• Directions
Without including any images, reproduce each entry exactly.

• Data section
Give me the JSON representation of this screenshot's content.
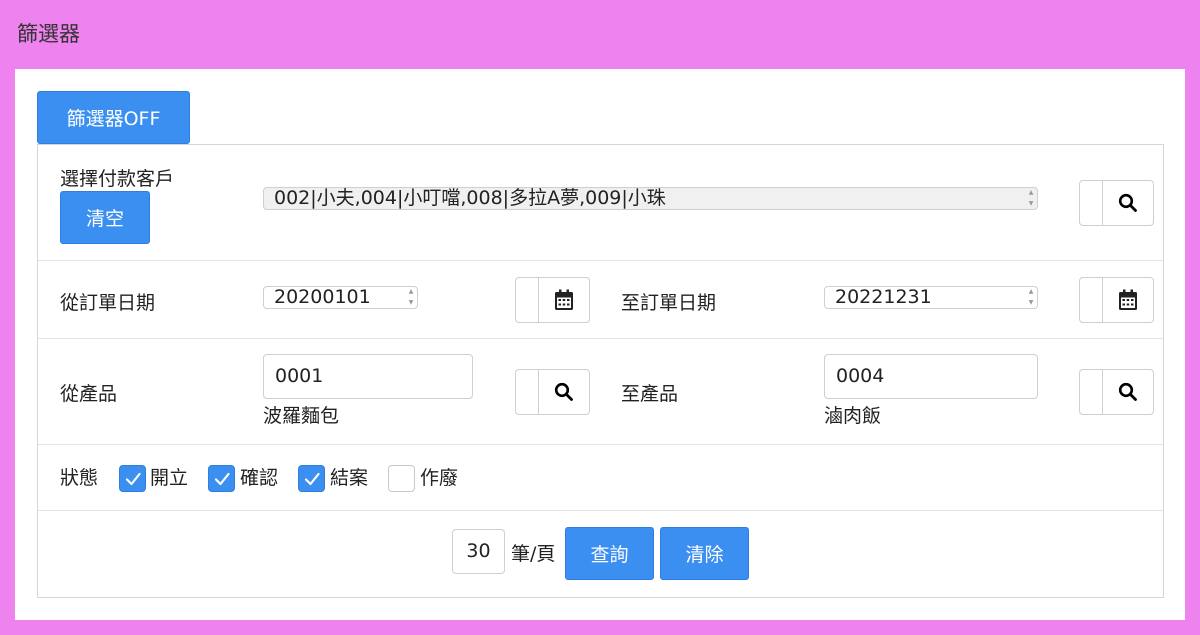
{
  "page": {
    "title": "篩選器"
  },
  "filter_toggle": {
    "label": "篩選器OFF"
  },
  "customer": {
    "label": "選擇付款客戶",
    "clear_label": "清空",
    "value": "002|小夫,004|小叮噹,008|多拉A夢,009|小珠",
    "search_icon": "search-icon"
  },
  "order_date": {
    "from_label": "從訂單日期",
    "from_value": "20200101",
    "to_label": "至訂單日期",
    "to_value": "20221231",
    "calendar_icon": "calendar-icon"
  },
  "product": {
    "from_label": "從產品",
    "from_value": "0001",
    "from_name": "波羅麵包",
    "to_label": "至產品",
    "to_value": "0004",
    "to_name": "滷肉飯",
    "search_icon": "search-icon"
  },
  "status": {
    "label": "狀態",
    "options": [
      {
        "label": "開立",
        "checked": true
      },
      {
        "label": "確認",
        "checked": true
      },
      {
        "label": "結案",
        "checked": true
      },
      {
        "label": "作廢",
        "checked": false
      }
    ]
  },
  "footer": {
    "page_size": "30",
    "per_page_label": "筆/頁",
    "query_label": "查詢",
    "clear_label": "清除"
  },
  "colors": {
    "background": "#ee82ee",
    "primary": "#3b8ff0"
  }
}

• Completed task
Give me the JSON representation of this screenshot's content.
{
  "page": {
    "title": "篩選器"
  },
  "filter_toggle": {
    "label": "篩選器OFF"
  },
  "customer": {
    "label": "選擇付款客戶",
    "clear_label": "清空",
    "value": "002|小夫,004|小叮噹,008|多拉A夢,009|小珠",
    "search_icon": "search-icon"
  },
  "order_date": {
    "from_label": "從訂單日期",
    "from_value": "20200101",
    "to_label": "至訂單日期",
    "to_value": "20221231",
    "calendar_icon": "calendar-icon"
  },
  "product": {
    "from_label": "從產品",
    "from_value": "0001",
    "from_name": "波羅麵包",
    "to_label": "至產品",
    "to_value": "0004",
    "to_name": "滷肉飯",
    "search_icon": "search-icon"
  },
  "status": {
    "label": "狀態",
    "options": [
      {
        "label": "開立",
        "checked": true
      },
      {
        "label": "確認",
        "checked": true
      },
      {
        "label": "結案",
        "checked": true
      },
      {
        "label": "作廢",
        "checked": false
      }
    ]
  },
  "footer": {
    "page_size": "30",
    "per_page_label": "筆/頁",
    "query_label": "查詢",
    "clear_label": "清除"
  },
  "colors": {
    "background": "#ee82ee",
    "primary": "#3b8ff0"
  }
}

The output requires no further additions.